Unmasking the tactics: how billionaires navigate tax evasion

Unmasking the tactics: how billionaires navigate tax evasion
tax evasion

Tax evasion is an issue that plagues economies worldwide. But when it comes to the super-rich, the matter takes on even larger proportions. A recent report from the EU Tax Observatory has shed light on a concerning reality: some of the world’s wealthiest billionaires are paying little to no taxes at all.

This phenomenon not only creates a vast fiscal disparity but also threatens the very essence of democracy and social cohesion. If the majority of people are paying higher taxes compared to the super-rich, how can true equity exist?

The report, issued by the esteemed Paris School of Economics, revealed that many billionaires exploit intricate corporate structures to sidestep paying taxes. This not only deprives economies of billions in tax revenues but also erodes citizens’ trust in democratic institutions. As Joseph Stiglitz, Nobel laureate in economics, pointed out, if citizens perceive that not everyone is paying their fair share, they might begin to refuse to pay taxes, jeopardizing the social contract.

Tax evasion: facing a new era?

However, there’s a silver lining. Some of the world’s wealthiest billionaires have shown a commitment to fiscal and social responsibility. The “Giving Pledge” initiative, launched by Bill Gates, Melinda French Gates, and Warren Buffett, is an example of how the super-rich can significantly contribute to society. Yet, philanthropy alone cannot address the tax evasion issue.

Warren Buffett, one of the world’s most respected billionaires, admitted to paying a lower percentage of taxes compared to his secretary. This revelation underscores the urgent need to reform the global tax system. It’s not just about ensuring billionaires pay their taxes; it’s about creating a system where everyone pays a fair share.

MacKenzie Scott, the former wife of Amazon founder Jeff Bezos, is another example of a philanthropic billionaire. After receiving a 4% stake in Amazon following her divorce, she donated about $14 billion to various causes. However, her generous gesture shouldn’t overshadow the fact that the current tax system allows many super-rich individuals to sidestep paying taxes.

The EU Tax Observatory report praised the 2021 agreement among 140 countries to ensure companies pay at least a 15% corporate tax. However, it also highlighted how this plan has been weakened by a growing list of loopholes.

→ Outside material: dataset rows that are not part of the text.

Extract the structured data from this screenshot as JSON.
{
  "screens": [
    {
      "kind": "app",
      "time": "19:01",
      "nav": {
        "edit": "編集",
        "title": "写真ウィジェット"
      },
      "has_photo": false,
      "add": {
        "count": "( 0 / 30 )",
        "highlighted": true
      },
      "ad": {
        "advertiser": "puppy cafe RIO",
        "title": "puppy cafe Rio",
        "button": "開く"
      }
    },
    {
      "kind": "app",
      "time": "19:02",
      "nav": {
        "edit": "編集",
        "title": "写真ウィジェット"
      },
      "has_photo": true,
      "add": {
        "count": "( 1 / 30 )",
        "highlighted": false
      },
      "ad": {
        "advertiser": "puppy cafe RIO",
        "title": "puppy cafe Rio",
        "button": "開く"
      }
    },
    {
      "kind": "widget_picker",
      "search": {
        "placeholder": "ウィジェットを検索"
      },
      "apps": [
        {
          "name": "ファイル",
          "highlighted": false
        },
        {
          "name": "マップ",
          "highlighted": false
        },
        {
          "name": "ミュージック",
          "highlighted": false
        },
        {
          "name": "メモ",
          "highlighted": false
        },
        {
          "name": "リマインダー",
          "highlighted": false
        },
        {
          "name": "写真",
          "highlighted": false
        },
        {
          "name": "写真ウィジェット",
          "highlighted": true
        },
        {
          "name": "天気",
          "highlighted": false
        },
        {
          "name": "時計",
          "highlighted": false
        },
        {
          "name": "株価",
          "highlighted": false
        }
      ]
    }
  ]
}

In conclusion, addressing the issue of tax evasion on a global scale is paramount. Philanthropy alone cannot solve this problem. A radical reform of the tax system is needed to ensure fairness, justice, and social cohesion. The fight against tax evasion isn’t just an economic matter; it’s a matter of democracy and social justice. And, as the EU Tax Observatory report suggests, it’s time to take action.